A top Treasury Department official on Tuesday challenged the Department of Education and its contractors over how they handle borrowers struggling with student debt.
Pointing to the 7 million borrowers in default on their federal student loans, Sarah Bloom Raskin, deputy treasury secretary, questioned why borrowers had defaulted, given the availability of generous repayment plans that link monthly payments to incomes. For example, a borrower with no income could pay nothing, yet still remain current on student loans.
Raskin's remarks at the University of Maryland, Baltimore County -- her first public speech since joining the Treasury Department earlier this year -- suggest she may be among federal policymakers outside the Education Department who view student loan defaults largely as a consequence of poor loan servicing, rather than an outcome driven by deadbeat borrowers.
The speech also suggests that the Treasury Department may begin publicly pushing the Education Department to clean up how its loans are serviced. In an email earlier this month, Dorie Nolt, Education Department spokeswoman, said, "Of the more than 40 million borrowers with outstanding student loan debt, the vast majority have not expressed any concerns about servicers."
With student loans totaling more than $1.2 trillion, Washington policymakers are growing increasingly concerned that student debt threatens to choke off U.S. economic growth as loan payments force households to delay home and auto purchases, saving for retirement and limit other forms of borrowing, investment and consumption.
How companies service student loans -- or interact with borrowers, collect their payments and counsel them on the best repayment plans for their budgets -- has become a hot topic among policymakers and regulators looking to avoid a student debt-driven economic malaise.
The Consumer Financial Protection Bureau has criticized student loan companies for the way they interact with borrowers. Sallie Mae, the nation's largest student loan company, faces investigations by at least three federal agencies and a half-dozen state attorneys general.
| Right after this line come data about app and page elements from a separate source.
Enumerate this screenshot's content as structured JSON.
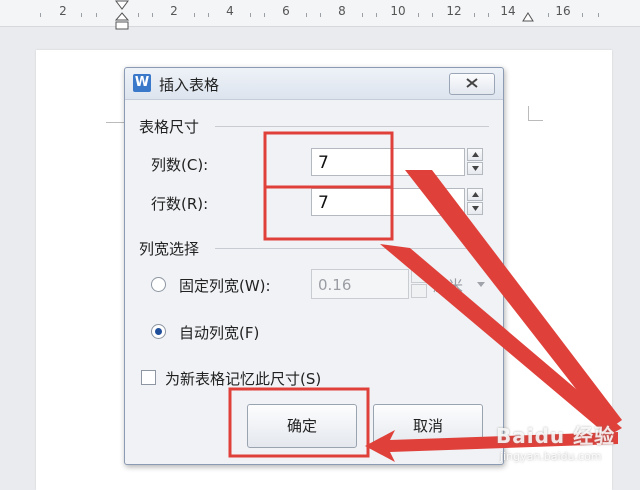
{
  "ruler": {
    "numbers": [
      "2",
      "2",
      "4",
      "6",
      "8",
      "10",
      "12",
      "14",
      "16"
    ]
  },
  "dialog": {
    "title": "插入表格",
    "app_icon_letter": "W",
    "table_size_group": "表格尺寸",
    "columns_label": "列数(C):",
    "columns_value": "7",
    "rows_label": "行数(R):",
    "rows_value": "7",
    "col_width_group": "列宽选择",
    "fixed_width_label": "固定列宽(W):",
    "fixed_width_value": "0.16",
    "fixed_width_unit": "厘米",
    "auto_width_label": "自动列宽(F)",
    "remember_label": "为新表格记忆此尺寸(S)",
    "ok_label": "确定",
    "cancel_label": "取消"
  },
  "annotation": {
    "highlight_color": "#e0403a",
    "watermark_text": "Baidu 经验",
    "watermark_url": "jingyan.baidu.com"
  }
}
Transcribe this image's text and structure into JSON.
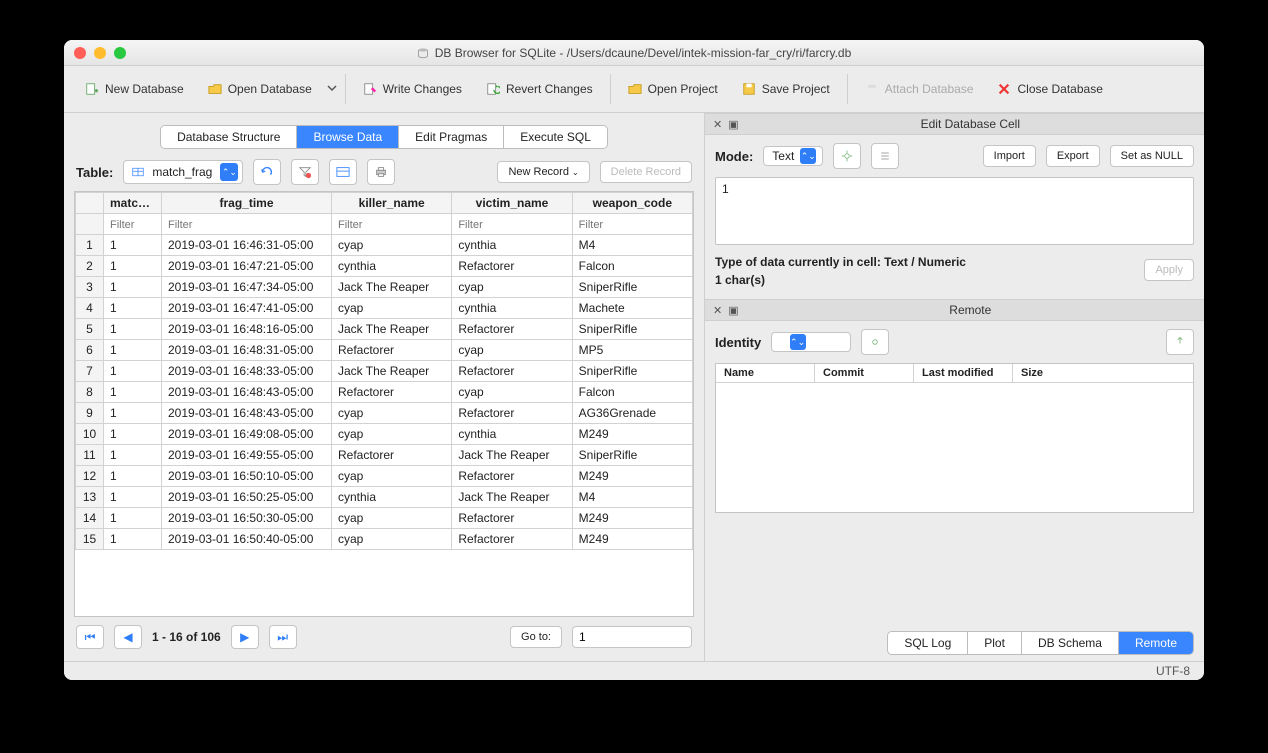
{
  "window": {
    "title": "DB Browser for SQLite - /Users/dcaune/Devel/intek-mission-far_cry/ri/farcry.db"
  },
  "toolbar": {
    "new_db": "New Database",
    "open_db": "Open Database",
    "write": "Write Changes",
    "revert": "Revert Changes",
    "open_proj": "Open Project",
    "save_proj": "Save Project",
    "attach": "Attach Database",
    "close_db": "Close Database"
  },
  "tabs": {
    "a": "Database Structure",
    "b": "Browse Data",
    "c": "Edit Pragmas",
    "d": "Execute SQL"
  },
  "browse": {
    "table_label": "Table:",
    "table_name": "match_frag",
    "new_record": "New Record",
    "delete_record": "Delete Record",
    "columns": [
      "match_id",
      "frag_time",
      "killer_name",
      "victim_name",
      "weapon_code"
    ],
    "filter_placeholder": "Filter",
    "rows": [
      [
        "1",
        "2019-03-01 16:46:31-05:00",
        "cyap",
        "cynthia",
        "M4"
      ],
      [
        "1",
        "2019-03-01 16:47:21-05:00",
        "cynthia",
        "Refactorer",
        "Falcon"
      ],
      [
        "1",
        "2019-03-01 16:47:34-05:00",
        "Jack The Reaper",
        "cyap",
        "SniperRifle"
      ],
      [
        "1",
        "2019-03-01 16:47:41-05:00",
        "cyap",
        "cynthia",
        "Machete"
      ],
      [
        "1",
        "2019-03-01 16:48:16-05:00",
        "Jack The Reaper",
        "Refactorer",
        "SniperRifle"
      ],
      [
        "1",
        "2019-03-01 16:48:31-05:00",
        "Refactorer",
        "cyap",
        "MP5"
      ],
      [
        "1",
        "2019-03-01 16:48:33-05:00",
        "Jack The Reaper",
        "Refactorer",
        "SniperRifle"
      ],
      [
        "1",
        "2019-03-01 16:48:43-05:00",
        "Refactorer",
        "cyap",
        "Falcon"
      ],
      [
        "1",
        "2019-03-01 16:48:43-05:00",
        "cyap",
        "Refactorer",
        "AG36Grenade"
      ],
      [
        "1",
        "2019-03-01 16:49:08-05:00",
        "cyap",
        "cynthia",
        "M249"
      ],
      [
        "1",
        "2019-03-01 16:49:55-05:00",
        "Refactorer",
        "Jack The Reaper",
        "SniperRifle"
      ],
      [
        "1",
        "2019-03-01 16:50:10-05:00",
        "cyap",
        "Refactorer",
        "M249"
      ],
      [
        "1",
        "2019-03-01 16:50:25-05:00",
        "cynthia",
        "Jack The Reaper",
        "M4"
      ],
      [
        "1",
        "2019-03-01 16:50:30-05:00",
        "cyap",
        "Refactorer",
        "M249"
      ],
      [
        "1",
        "2019-03-01 16:50:40-05:00",
        "cyap",
        "Refactorer",
        "M249"
      ]
    ],
    "pager_label": "1 - 16 of 106",
    "goto_label": "Go to:",
    "goto_value": "1"
  },
  "editcell": {
    "title": "Edit Database Cell",
    "mode_label": "Mode:",
    "mode_value": "Text",
    "import": "Import",
    "export": "Export",
    "set_null": "Set as NULL",
    "value": "1",
    "type_info": "Type of data currently in cell: Text / Numeric",
    "chars": "1 char(s)",
    "apply": "Apply"
  },
  "remote": {
    "title": "Remote",
    "identity_label": "Identity",
    "cols": {
      "name": "Name",
      "commit": "Commit",
      "modified": "Last modified",
      "size": "Size"
    },
    "tabs": {
      "sql": "SQL Log",
      "plot": "Plot",
      "schema": "DB Schema",
      "remote": "Remote"
    }
  },
  "footer": {
    "enc": "UTF-8"
  }
}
Education Department data made public on Tuesday showing a slight uptick in borrowers not making regular payments on their federal student loans underscored potential problems in student loan servicing.
About 41 percent of borrowers who had been expected to be paying back their loans are either delaying payments or have defaulted as of March 31. That compares with 39 percent as of June 30. The figures exclude borrowers still in school who have never made payments and those just six months out of school.
Student advocates have said that loan servicers are more likely to put struggling borrowers into plans that simply postpone payments, known as deferment or forbearance, rather than work to get them into plans that cap their payments relative to their incomes, such as Income-Based Repayment and Pay As You Earn. Education Department data show a recent increase in enrollment in income-linked plans, however.
Nearly 90 percent of outstanding student loans, or $1.1 trillion, are backed by the federal government. The Education Department pays a small group of financial institutions to collect payments on that debt, and prescribes rules on how the debt should be recouped.
Education Department representatives did not respond to a request for comment.
In her speech, Raskin said that the federal government, as a lender, should be evaluating student loan servicers to make sure they know "immediately" when a borrower is in trouble and are "ready to offer that borrower a repayment program that gives him or her the best chance of successfully repaying their loans."
"All borrowers should be able to rely on a system in which the servicer, the university, and the government provide information and resources to help borrowers manage their loans successfully," Raskin said. "This is critical to ensuring that taxpayers recoup their investment and that borrowers can make the most of their education without being sidetracked by the consequences of delinquency or default."
That approach contrasts with the current system, in which the Education Department largely uses surveys and limited data to grade servicer performance.
"We have a world-class higher education system that is the envy of people living on every continent. Our system of financial aid and federal student lending should be world-class and world-famous as well," Raskin said.
Raskin, the Treasury Department's second-ranking official, also subtly chided the federal government for its lack of data on its own vast portfolio of student loans.
Economists, policymakers and regulators at the Treasury Department, Federal Reserve and CFPB have long complained about the lack of data on the government's student loan portfolio. While federal banking regulators make public detailed information on home mortgage delinquencies it is impossible for the public to determine the percentage of federal student loans that are delinquent.
The Education Department discloses the number of borrowers in different repayment plans and some default data, but little else.
Improving how student loans are serviced requires "that we have sufficient data and information to assist troubled borrowers," Raskin said. "If we can understand the patterns that lead to delinquency and default, we may be able to predict and even preempt such outcomes to the benefit of borrowers, taxpayers, and economic growth."
She added, "We have an obligation to work across agencies, with servicers, and with schools to inform and protect borrowers’ best interests."